Social/Freemium Standalone Business - Two years ago at the ICE gambling conference in London I had the opportunity to chair a number of sessions on freemium/social  games. During this conference the traditional gambling operators that had purchased social/freemium and mobile gaming sites indicated that they were more interested in this space as a separate business unit and had no intention of trying to move players back and forth between gambling and social/freemium properties. This was the first indication to me that Internet gambling properties were seriously thinking about the freemium/social space as a separate business unit. 

Abandoning Internet Gambling Business Completely - This may appear to be far fetched at this time. However, with the increasing difficulty of making an Internet gambling business work in an environment were regulators are more interested in short term tax revenue then they are in the survival of a once thriving business model, i.e. the death of .com and the emergence of .country, I am sure the Internet gambling operators are going to be looking closely at the numbers of both business models. If freemium/social can break even for the gambling companies the operators may just decide to close the gambling operations all together.

Impact Of Potential US Legalization Of Internet Gambling - Since October of 2006 Internet gambling has been illegal in the US. The law supporting that legislation has proven to be unenforceable and is about to be rewritten on a federal and or state level.

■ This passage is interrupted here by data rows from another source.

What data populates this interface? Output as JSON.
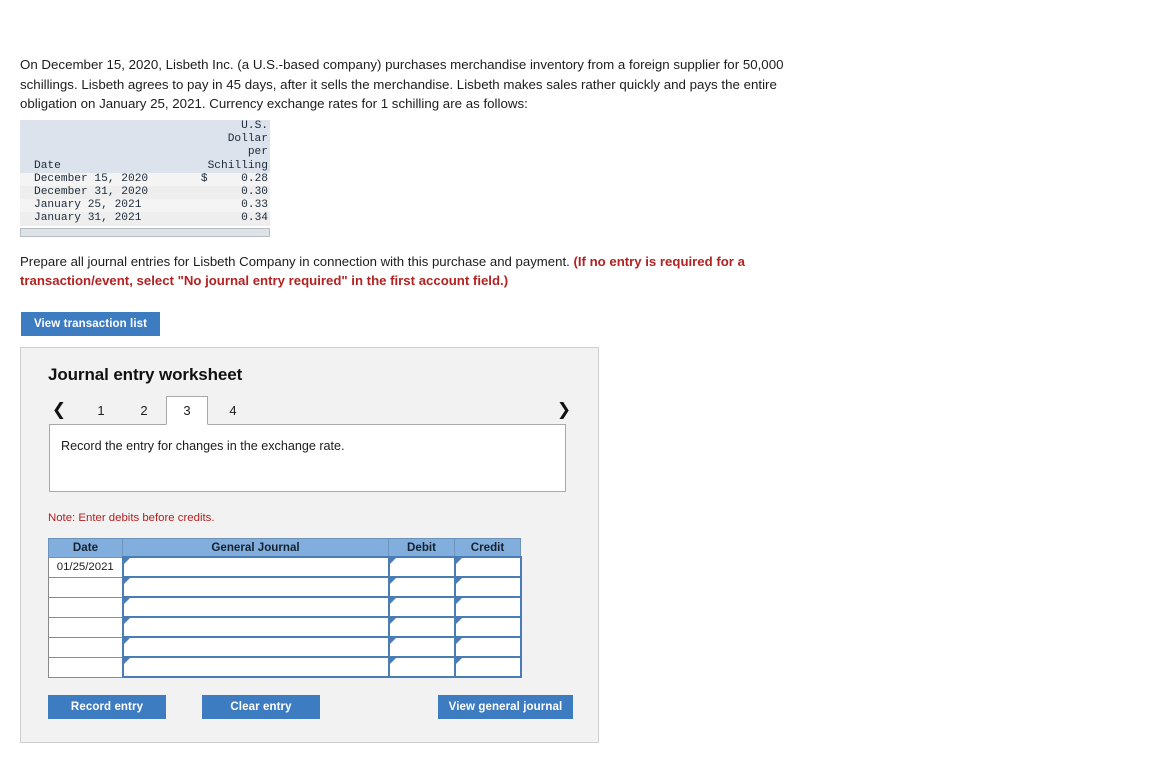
{
  "problem": {
    "statement": "On December 15, 2020, Lisbeth Inc. (a U.S.-based company) purchases merchandise inventory from a foreign supplier for 50,000 schillings. Lisbeth agrees to pay in 45 days, after it sells the merchandise. Lisbeth makes sales rather quickly and pays the entire obligation on January 25, 2021. Currency exchange rates for 1 schilling are as follows:",
    "prepare_main": "Prepare all journal entries for Lisbeth Company in connection with this purchase and payment.",
    "prepare_required": "(If no entry is required for a transaction/event, select \"No journal entry required\" in the first account field.)"
  },
  "rate_table": {
    "header_lines": [
      "U.S.",
      "Dollar",
      "per",
      "Schilling"
    ],
    "date_header": "Date",
    "rows": [
      {
        "date": "December 15, 2020",
        "currency": "$",
        "rate": "0.28"
      },
      {
        "date": "December 31, 2020",
        "currency": "",
        "rate": "0.30"
      },
      {
        "date": "January 25, 2021",
        "currency": "",
        "rate": "0.33"
      },
      {
        "date": "January 31, 2021",
        "currency": "",
        "rate": "0.34"
      }
    ]
  },
  "buttons": {
    "view_transaction_list": "View transaction list",
    "record_entry": "Record entry",
    "clear_entry": "Clear entry",
    "view_general_journal": "View general journal"
  },
  "worksheet": {
    "title": "Journal entry worksheet",
    "prev_arrow": "❮",
    "next_arrow": "❯",
    "tabs": [
      {
        "label": "1",
        "active": false
      },
      {
        "label": "2",
        "active": false
      },
      {
        "label": "3",
        "active": true
      },
      {
        "label": "4",
        "active": false
      }
    ],
    "instruction": "Record the entry for changes in the exchange rate.",
    "note": "Note: Enter debits before credits."
  },
  "journal": {
    "columns": [
      "Date",
      "General Journal",
      "Debit",
      "Credit"
    ],
    "rows": [
      {
        "date": "01/25/2021",
        "account": "",
        "debit": "",
        "credit": ""
      },
      {
        "date": "",
        "account": "",
        "debit": "",
        "credit": ""
      },
      {
        "date": "",
        "account": "",
        "debit": "",
        "credit": ""
      },
      {
        "date": "",
        "account": "",
        "debit": "",
        "credit": ""
      },
      {
        "date": "",
        "account": "",
        "debit": "",
        "credit": ""
      },
      {
        "date": "",
        "account": "",
        "debit": "",
        "credit": ""
      }
    ]
  },
  "colors": {
    "button_blue": "#3d7cc0",
    "table_header_blue": "#81aedd",
    "input_border_blue": "#4a7db5",
    "required_red": "#b22222",
    "panel_gray": "#f2f2f2",
    "rate_header_gray": "#dce3ec"
  }
}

This means that one day an Internet gambling operator could wake-up to find that it is once again legal to take wagers from  US Internet gamblers.  The problem is that these operators will have to figure out how to instantly acquire these players. Clearly, some of the gambling operators see social/freemium as a way to pre-acquire players, establish brand awareness and if the operators are smart, profile social/freemium players to determine the likelihood of social/freemium players converting to traditional gambling.

Social/freemium games provide a number of opportunities for existing Internet gambling operators. The Internet  gambling operators know how to acquire players, monetize them, retain them and run very efficient  businesses.  Certainly operating a social/freemium gaming site is different from operating an Internet gambling property. Also, the gambling operators are late to the party (no pun intended). However, I suspect they will adapt to the social/freemium world quickly.

Kevin Flood is the CEO of Gameinlane, Inc. Kevin writes  about online games and their impact and integration into iGaming and E-commerce environments. Kevin is a frequent speaker at online game events and conferences in Asia, Europe and the US. Kevin and his Gameinlane team are currently working with online gambling, social gaming and e-commerce companies integrating social gaming with online gaming operations and integrate game mechanics into e-commerce applications.

1 comment:

Steven Kane said...

great stuff, kevin, thanks. more, please!